INDIANAPOLIS -- Myles Brand is still carrying the banner for
America's young athletes, even as he continues waging a bigger battle in his own life.
The 67-year-old NCAA president, who was diagnosed with pancreatic
cancer in January, used an awards ceremony Sunday night in
Indianapolis to remind people how rewarding it can be to help
"It's been my great pleasure to help lead the work of the NCAA
these past seven years," he said. "I believe it's a great
mission, and we are now harvesting the benefits of our hard work."
Brand was talking about the increase in graduation rates, which
he has championed since taking over the NCAA in January 2003.
Since January, Brand has scaled back on public appearances. He
skipped the NCAA's annual convention in metro Washington while
undergoing treatment and did not travel to San Antonio or Orlando,
Fla., recently to pick up other awards.
This time, Brand simply couldn't miss the opportunity to share
the stage with three other high-profile names -- Jack and Barbara
Nicklaus and WNBA star Tamika Catchings -- who were all honored for
their commitment to young people.
Clearly, Brand was the focal point.
Though Brand's dark suit made him look noticeably thinner, he
and his wife, Peg, managed to climb a few stairs and pose for
pictures with the 2009 Pathfinder Award before Brand briefly
addressed the crowd. His acceptance speech lasted less than five
minutes and included the same strong, passionate tone he has so
often used to persuade his critics in the past.
Some of those in the crowd were longtime friends.
Susan Williams, president of Indiana Sports Corp., which
co-hosts the awards with Indiana Black Expo, has been trading
restaurant recommendations with Brand for years. She and Brand have
worked closely on some of the city's biggest projects, including
the men's and women's Final Fours in Indianapolis and both live in
the downtown area.
Also attending was Terry Clapacs, who served in Brand's
administration at Indiana University. Clapacs is retiring after 43
years at the school on Tuesday, and he said the two still get
together regularly for lunch.
"He's doing well," Clapacs said. "He is strong. He is a man
of strength. Like everything else, he has been challenged by this,
but he is a man of courage."
And, clearly, one the Sports Corp. board regarded as a man of
conviction in regards to helping youngsters.

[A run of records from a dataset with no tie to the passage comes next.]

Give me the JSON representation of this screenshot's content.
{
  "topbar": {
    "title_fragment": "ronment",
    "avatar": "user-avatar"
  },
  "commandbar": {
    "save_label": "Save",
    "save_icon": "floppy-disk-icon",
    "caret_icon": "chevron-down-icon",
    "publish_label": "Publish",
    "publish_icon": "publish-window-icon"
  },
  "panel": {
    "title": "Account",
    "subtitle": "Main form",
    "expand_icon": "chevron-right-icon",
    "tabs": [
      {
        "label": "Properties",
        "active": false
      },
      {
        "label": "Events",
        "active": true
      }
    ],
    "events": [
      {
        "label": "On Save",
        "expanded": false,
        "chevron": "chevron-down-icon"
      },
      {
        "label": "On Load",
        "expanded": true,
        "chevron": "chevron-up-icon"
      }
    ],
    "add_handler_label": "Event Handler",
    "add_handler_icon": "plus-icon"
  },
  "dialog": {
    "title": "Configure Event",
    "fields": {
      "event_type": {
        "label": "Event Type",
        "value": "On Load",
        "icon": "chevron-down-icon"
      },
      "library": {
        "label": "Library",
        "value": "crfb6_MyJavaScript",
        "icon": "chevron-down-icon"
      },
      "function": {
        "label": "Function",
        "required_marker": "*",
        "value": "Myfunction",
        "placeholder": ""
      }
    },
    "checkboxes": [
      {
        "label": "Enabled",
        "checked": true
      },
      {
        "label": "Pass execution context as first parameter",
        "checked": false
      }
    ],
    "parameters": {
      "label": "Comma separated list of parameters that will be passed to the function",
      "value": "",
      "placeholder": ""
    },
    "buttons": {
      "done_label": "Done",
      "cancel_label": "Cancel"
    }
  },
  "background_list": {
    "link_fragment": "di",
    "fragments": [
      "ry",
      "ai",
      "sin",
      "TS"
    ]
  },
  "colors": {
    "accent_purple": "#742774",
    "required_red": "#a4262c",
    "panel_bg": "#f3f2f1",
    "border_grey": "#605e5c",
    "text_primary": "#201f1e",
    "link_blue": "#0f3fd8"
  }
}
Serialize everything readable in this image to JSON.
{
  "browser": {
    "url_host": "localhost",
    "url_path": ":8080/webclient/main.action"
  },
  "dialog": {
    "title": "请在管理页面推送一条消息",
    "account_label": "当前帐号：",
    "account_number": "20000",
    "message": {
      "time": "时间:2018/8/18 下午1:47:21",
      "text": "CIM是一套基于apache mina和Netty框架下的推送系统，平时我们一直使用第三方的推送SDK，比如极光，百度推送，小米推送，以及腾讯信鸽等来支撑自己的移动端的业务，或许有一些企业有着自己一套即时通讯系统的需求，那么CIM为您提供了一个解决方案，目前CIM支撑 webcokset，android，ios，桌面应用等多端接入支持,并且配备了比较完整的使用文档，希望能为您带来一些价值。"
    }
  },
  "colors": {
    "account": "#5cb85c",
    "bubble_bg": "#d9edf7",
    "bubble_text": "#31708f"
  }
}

The Nicklauses also received a Pathfinder Award for their
contributions in causes ranging from junior golf programs to
children's hospitals and scholarship foundations.
Barbara Nicklaus said she and Jack made a commitment shortly after getting married that they would help children if they could.
"We almost lost our daughter when she was 13 months old, and
when you have a hospital staff that helps you like that, you get
hooked," Barbara Nicklaus said.
Catchings, who plays for the Indiana Fever, is involved in a
variety of charitable causes throughout Indianapolis including her
own foundation -- Catch The Stars. She received the Rev. Charles
Williams Award for work within the city.
"Some of my happiest moments come from working with kids in the
Indiana communities," she said.
It seemed to resonate with Brand, too.
"I have come to understand that this community is respectful of
its youth and committed to their development," Brand told about